Tim Salmon is something of a team historian, witness to a season of glory and link to the preceding four decades of frustration.
His first manager, Buck Rodgers, played for the first edition of the Angels, in 1961. The coaching staff when he was a rookie included Angel heroes Rod Carew and Bobby Knoop -- and Jimmie Reese, fungo-hitting wizard as an octogenarian and beloved counselor to Nolan Ryan and Jim Abbott. The roster of teammates from then until now includes Chuck Finley and Mark Langston, Wally Joyner and Dick Schofield, Gary DiSarcina and Jim Edmonds, Garret Anderson and Troy Percival, Darin Erstad and Troy Glaus.
As the Angels celebrated their first World Series championship last fall, it was Salmon who waved a cowboy hat to the sky, in tribute to legendary owner Gene Autry. And, as the Angels unfurl the championship flag tonight, it will be hoisted atop the pole by Autry's widow Jackie -- and by Salmon, representing the players who achieved last season and the ones who dreamed in years past.
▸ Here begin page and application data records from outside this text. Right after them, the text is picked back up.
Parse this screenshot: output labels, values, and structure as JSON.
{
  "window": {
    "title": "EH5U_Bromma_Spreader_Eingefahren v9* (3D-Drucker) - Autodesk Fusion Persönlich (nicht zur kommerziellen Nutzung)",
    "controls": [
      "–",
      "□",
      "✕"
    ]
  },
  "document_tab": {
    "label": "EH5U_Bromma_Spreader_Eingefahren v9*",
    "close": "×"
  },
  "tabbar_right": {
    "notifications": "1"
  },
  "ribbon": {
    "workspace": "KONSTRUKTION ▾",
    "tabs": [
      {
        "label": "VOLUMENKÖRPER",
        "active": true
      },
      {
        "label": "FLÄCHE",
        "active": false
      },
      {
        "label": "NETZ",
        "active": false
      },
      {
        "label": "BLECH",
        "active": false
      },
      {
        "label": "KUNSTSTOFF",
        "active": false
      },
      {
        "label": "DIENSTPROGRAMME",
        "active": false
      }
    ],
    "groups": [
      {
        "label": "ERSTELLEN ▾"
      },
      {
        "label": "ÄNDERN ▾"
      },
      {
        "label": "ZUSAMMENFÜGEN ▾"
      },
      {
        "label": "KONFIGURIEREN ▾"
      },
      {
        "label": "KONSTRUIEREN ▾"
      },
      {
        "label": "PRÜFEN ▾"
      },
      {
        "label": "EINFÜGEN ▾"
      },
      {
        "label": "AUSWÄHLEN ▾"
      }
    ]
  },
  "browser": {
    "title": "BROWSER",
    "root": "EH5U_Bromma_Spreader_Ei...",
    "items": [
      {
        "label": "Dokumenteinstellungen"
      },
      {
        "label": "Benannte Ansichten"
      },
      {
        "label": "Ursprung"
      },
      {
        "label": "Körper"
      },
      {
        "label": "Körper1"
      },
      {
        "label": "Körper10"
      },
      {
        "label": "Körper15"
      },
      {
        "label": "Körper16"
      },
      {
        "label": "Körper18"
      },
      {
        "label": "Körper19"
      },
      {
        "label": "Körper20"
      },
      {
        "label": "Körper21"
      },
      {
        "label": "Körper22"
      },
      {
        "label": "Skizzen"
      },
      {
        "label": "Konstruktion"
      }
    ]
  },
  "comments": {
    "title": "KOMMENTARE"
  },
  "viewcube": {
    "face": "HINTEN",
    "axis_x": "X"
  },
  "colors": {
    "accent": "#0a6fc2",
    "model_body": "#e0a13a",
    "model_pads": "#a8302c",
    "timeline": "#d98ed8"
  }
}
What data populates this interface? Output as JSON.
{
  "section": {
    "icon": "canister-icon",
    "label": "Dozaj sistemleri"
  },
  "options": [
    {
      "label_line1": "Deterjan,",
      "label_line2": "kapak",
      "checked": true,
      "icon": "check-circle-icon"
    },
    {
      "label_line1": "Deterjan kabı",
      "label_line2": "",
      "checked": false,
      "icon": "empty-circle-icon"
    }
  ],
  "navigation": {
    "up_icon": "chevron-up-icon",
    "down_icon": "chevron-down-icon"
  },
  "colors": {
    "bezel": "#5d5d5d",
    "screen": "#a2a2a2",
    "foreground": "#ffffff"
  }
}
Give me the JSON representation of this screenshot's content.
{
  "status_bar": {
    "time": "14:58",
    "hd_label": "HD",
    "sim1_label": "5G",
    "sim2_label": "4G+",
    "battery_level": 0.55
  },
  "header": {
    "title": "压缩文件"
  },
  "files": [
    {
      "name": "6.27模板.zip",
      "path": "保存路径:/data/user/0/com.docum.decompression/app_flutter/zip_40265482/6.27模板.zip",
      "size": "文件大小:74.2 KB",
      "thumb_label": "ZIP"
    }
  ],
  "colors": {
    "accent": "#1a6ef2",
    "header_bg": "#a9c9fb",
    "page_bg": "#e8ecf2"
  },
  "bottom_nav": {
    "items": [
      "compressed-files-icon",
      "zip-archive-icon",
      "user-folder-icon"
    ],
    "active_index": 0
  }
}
He is the perfect choice, but he almost defaulted on the honor.
Salmon nearly walked out on last year's party before it started. He considered retirement last April, when he fared just as miserably as he had in a wretched 2001 season.
"I don't know if I could have handled another full season like the one I had the year before," he said.
Skills erode gradually for some players, rapidly for others, and the latter was an alarming possibility for Salmon two years ago. He batted .188 in May, .198 in June, .194 in July. He hit half as many home runs as usual, drove in half as many runs.
The Angels blamed injuries. He was free from injury last spring, batting .404. The Angels beamed. His old bat speed was back.
Then the season started, a frightening rerun of 2001. In his first 15 games, he batted .135. Manager Mike Scioscia dropped him in the lineup, then benched him for a day.
Scioscia told Salmon -- and anyone else who asked -- that all that was missing was confidence and patience. Salmon wasn't sure how much he had of either.
He did not bring up the prospect of retirement to his manager, or to any of his teammates. He did stay up late with his wife, Marci, talking and wondering whether retirement was the answer.
"Any time you're at a moment of despair and frustration, you'll say all kinds of things," he said. "You've got all kinds of crazy thoughts going through your head. You're asking yourself if you can take much more of it.
"I've never walked away from anything, but my frustration level was at an all-time high. Whether I would have followed through, I don't know."
It would not be unprecedented for a player to be washed up at 33. But, Salmon decided, it was too soon to give in.
He always struggled in April, so nothing new there. It always took him a little extra time to adjust to night games, after a month of day games in spring training. And, in those first few games of the season, the Angels faced Bartolo Colon, C.C. Sabathia, Freddy Garcia, Jamie Moyer, Tim Hudson and Barry Zito. Salmon wasn't hitting, but no one else was, either.
If he still wasn't hitting in June and July, Salmon told himself, he would face a decision -- if the Angels had not already made one for him. But, starting April 24, he hit three home runs in seven games. His average reached .200 on May 10, .250 on May 14, .270 on June 5.
He finished at .286, one point above his career average. His fellow major leaguers voted him comeback player of the year.
He homered in the game that clinched the Angels' first playoff berth in 16 years, in each of the first two postseason victories -- against the New York Yankees, no less -- and twice in the first World Series victory in franchise history.
"They've had some Hall of Famers that have played here, some great players like Bobby Grich, Brian Downing and Rod Carew," Salmon said. "They had some great clubs when Mr. Autry was around, probably good enough to win a World Series.
"For so many years, we looked at ourselves and wondered whether we could be that good of a club -- and, if they couldn't do it, how would we? But we've finally etched our own history, and I'm just so proud to be a part of the club that finally did it."
In the deliriously happy hour that followed the final out of the World Series, Salmon invited Marci inside the clubhouse, for a hug and a kiss, and for a picture. The husband put one arm around the trophy and the other around the woman who supported him, listened to his fears and frustrations, supported him when he pondered walking away from the game he loved.
Salmon's four children traditionally pose for the family Christmas card. The kids will return this year, but last year's card featured that picture of husband, wife and trophy.
"We were soaked in champagne," he said. "I think it captured the moment pretty well."